The men who help their feminist partners through online trolling. [WaPo]
What it’s like to be a teenage pedophile. [Medium]
A piece I wrote a few years ago about feminism in the Scream franchise and Orange is the New Black‘s Morello’s distortion of romance and reality I wrote a few weeks ago have been cross–posted at Bitch Flicks.
Being poor on television. [NPR]
Rihanna is a feminist icon. [Birdee]
ICYMI: Physical and mental health in Orange is the New Black‘s prison industrial complex.
The damaging melodramatic tropes of the Nicholas Sparks movie:
“In sexual pornography, the intended result is orgasm—and a temporary quelling of desire for sex. In emotional pornography, the end result is tears and hope—and a temporary quelling of desire for love. One caters to the stereotypical feminine sexual desire to see the sex act narrativised—it’s all about the building-up-to, much less about the money shot—while the other switches the priorities, disposing of exposition in favour of one climax after another. Both, however, are but temporary substitutes, and ultimately end in the hunger for more sex, more emotional fulfilment, yet with distorted instructions on how to obtain them.
“It’s a version, however glowy, of the American dream. But it’s not the dream of the 1950s, with its yearning for the single, nuclear-family home, the freedom to consume, the white picket fence, the washing machine, the perfect mother. Rather, the Sparks American dream harkens back to the 19th-century iteration, with its visions of a bucolic rural space, rugged individualism, and the security of the sprawling extended family, where the men are men and the women are women.” [Buzzfeed]
Hook and the dadcentricity of the ’90s. [The Paris Review]
Feminists have daddy issues. [Medium]
When a person of colour says something is racist, you should probably listen to them. [Daily Life]
Image via Marie Claire.
ICYMI: Navigating popular culture as a feminist.
The freezing, hungry reality of NHL “ice girls”. [Mother Jones]
What it’s like to work at Playgirl. [Medium]
Orange is the New Black‘s second season dropped on Netflix last weekend, and Sady Doyle explains that it’s not just a “knitting circle” show for women:
“I mean, there is a knitting circle. But they have an alarming tendency to shiv people.” [In These Times]
What a difference 40 years makes: Seventeen magazine then and now. [Shameless Magazine]
Is Miley Cyrus proving that sex doesn’t sell anymore?
“The old adage that sex sells meant a lot when you literally had to buy into an artist or performer. You couldn’t read Madonna’s Sex book without purchasing it, or watch Deep Throat without going to the cinema. True, music videos have always been free at the point of access, but they once acted as adverts for a purchasable product; now people can watch ‘Wrecking Ball’ as many times as they want, with no interest in the Miley album itself.

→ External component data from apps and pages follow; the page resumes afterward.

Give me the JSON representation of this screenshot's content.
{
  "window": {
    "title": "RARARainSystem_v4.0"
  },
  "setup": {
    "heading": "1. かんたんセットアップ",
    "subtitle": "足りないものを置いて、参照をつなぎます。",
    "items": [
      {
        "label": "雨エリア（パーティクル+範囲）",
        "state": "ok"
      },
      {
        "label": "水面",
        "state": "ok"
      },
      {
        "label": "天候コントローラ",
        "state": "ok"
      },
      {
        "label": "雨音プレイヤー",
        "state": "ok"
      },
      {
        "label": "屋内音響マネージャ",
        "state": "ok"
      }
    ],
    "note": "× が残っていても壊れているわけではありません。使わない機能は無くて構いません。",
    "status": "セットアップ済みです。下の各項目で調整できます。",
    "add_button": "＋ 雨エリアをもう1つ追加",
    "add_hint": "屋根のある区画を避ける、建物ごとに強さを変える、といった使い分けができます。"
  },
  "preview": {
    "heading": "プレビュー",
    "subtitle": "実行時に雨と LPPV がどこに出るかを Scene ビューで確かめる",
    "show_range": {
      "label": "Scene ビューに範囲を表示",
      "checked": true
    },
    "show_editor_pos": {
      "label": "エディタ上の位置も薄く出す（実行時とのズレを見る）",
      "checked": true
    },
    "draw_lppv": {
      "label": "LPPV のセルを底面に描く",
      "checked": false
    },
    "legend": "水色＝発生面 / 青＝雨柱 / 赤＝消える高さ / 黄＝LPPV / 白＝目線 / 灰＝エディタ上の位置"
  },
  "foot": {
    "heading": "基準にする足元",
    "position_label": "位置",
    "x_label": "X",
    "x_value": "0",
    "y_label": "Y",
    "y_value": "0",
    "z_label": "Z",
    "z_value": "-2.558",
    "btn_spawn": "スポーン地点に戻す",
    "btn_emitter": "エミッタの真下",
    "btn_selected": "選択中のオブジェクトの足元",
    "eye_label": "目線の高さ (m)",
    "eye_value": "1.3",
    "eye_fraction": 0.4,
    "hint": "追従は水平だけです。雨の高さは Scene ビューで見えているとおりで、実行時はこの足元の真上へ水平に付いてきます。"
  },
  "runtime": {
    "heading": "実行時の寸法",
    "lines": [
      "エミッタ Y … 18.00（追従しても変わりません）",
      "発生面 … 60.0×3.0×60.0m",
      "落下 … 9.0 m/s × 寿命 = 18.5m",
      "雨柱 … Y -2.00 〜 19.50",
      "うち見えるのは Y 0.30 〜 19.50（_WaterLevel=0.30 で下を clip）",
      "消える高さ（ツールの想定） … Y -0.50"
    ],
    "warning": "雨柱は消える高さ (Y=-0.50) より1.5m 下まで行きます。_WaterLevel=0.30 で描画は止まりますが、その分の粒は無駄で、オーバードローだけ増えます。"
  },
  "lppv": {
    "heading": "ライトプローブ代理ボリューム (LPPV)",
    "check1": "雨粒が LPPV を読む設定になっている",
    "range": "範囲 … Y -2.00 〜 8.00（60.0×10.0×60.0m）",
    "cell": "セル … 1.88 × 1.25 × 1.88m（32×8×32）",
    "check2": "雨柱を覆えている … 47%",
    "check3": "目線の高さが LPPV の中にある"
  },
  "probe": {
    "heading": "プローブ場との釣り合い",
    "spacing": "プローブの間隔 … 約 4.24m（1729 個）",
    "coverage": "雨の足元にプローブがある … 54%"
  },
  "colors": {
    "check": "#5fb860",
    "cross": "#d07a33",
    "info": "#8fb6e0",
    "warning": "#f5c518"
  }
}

They can tweet about what she means for feminism till they’re blue in the face, but with no real interest in the end project, there’s no guarantee that all publicity is good publicity.”
I would argue that Miley’s selling a different kind of sex than your Britneys and even Madonnas once did; she’s portraying a crazier, more aggressive and perhaps more authentic sexuality than we’ve seen amongst female pop stars in quite awhile, barring Rihanna and her IDGAF attitude. [Vice]
Slenderman shows that “adolescent intensity, obsession, fantasy, derangement, illness and yes, sometimes violence, are not the exclusive domain of boys.” [The New Republic]